News feeds on Facebook are similar. If your rogue post, rife with misspellings or a link that doesn’t work, shows in others’ timelines before you can delete it, it won’t last for long unless somebody captures your error with a screenshot.  But if it has been out there for a while and collected “likes” and comments, leave it and issue an updated or corrected post.

To delete or not to delete?
Regardless of the nature of the site, there are times when you need to update content you have published. If breaking news impacts a story you posted, for example, you should update your Twitter or Facebook feed with that breaking news. As with blogs, if you have to fix a minor typo that bears no weight on the matter at hand, deleting a post to replace it with the correctly spelled version is fine.

On these dynamic social media sites, you should be careful to credit any other people who have provided content you are referencing. On Facebook, if you are sharing something one of your friends shared first, it’s appropriate to say “via.” For example, if your friend Debbie Brown posted a review of Jimmy’s Deli that you noticed and now you want to post it too, you should post it as “Jimmy’s Deli Review via Debbie Brown” (with Debbie Brown’s name linked to her profile).

On Pinterest, if you are re-pinning somebody’s pin, they are automatically credited; and if you want to change the description of an item, it’s understood that users add their own labels. So you don’t need to call out the fact that you have changed the wording of the original description. But if you are using the original description, you should make sure that it is appropriately written for your audience and your brand.
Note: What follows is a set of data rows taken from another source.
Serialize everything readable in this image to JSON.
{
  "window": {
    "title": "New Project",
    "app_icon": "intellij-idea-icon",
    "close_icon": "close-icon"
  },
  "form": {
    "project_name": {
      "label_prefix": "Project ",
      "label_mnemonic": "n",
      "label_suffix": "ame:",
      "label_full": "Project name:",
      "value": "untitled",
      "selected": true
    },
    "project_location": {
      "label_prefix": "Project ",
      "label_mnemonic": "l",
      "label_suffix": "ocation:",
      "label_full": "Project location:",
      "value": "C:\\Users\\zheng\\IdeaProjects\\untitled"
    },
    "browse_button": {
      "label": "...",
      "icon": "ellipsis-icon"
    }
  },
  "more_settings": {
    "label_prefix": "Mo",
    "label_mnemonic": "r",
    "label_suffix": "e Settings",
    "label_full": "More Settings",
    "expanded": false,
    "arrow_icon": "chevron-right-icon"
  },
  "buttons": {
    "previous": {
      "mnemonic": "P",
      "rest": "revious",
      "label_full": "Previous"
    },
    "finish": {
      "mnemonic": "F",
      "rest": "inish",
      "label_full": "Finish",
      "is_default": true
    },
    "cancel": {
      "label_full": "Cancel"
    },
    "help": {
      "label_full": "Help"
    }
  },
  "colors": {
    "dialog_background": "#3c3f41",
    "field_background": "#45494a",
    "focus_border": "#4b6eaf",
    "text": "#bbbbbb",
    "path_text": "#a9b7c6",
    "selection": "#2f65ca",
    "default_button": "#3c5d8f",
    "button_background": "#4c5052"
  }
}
Twitter has a more complicated etiquette. If you are quoting another person’s tweet, you should use the QT (quote tweet) abbreviation so the original tweet appears in quotes. If you are shortening a tweet so you can fit it and your comment within Twitter’s 140-character limit, you should use the abbreviation “MT” (modified tweet). Otherwise, you are editing someone else’s words without acknowledging it.

Because the social media landscape is ever-changing, you should review your policies on a regular basis. One good resource is the Social Media Governance site, which provides a list of links to social media policies for dozens of organizations, from the US Navy to the New York Times.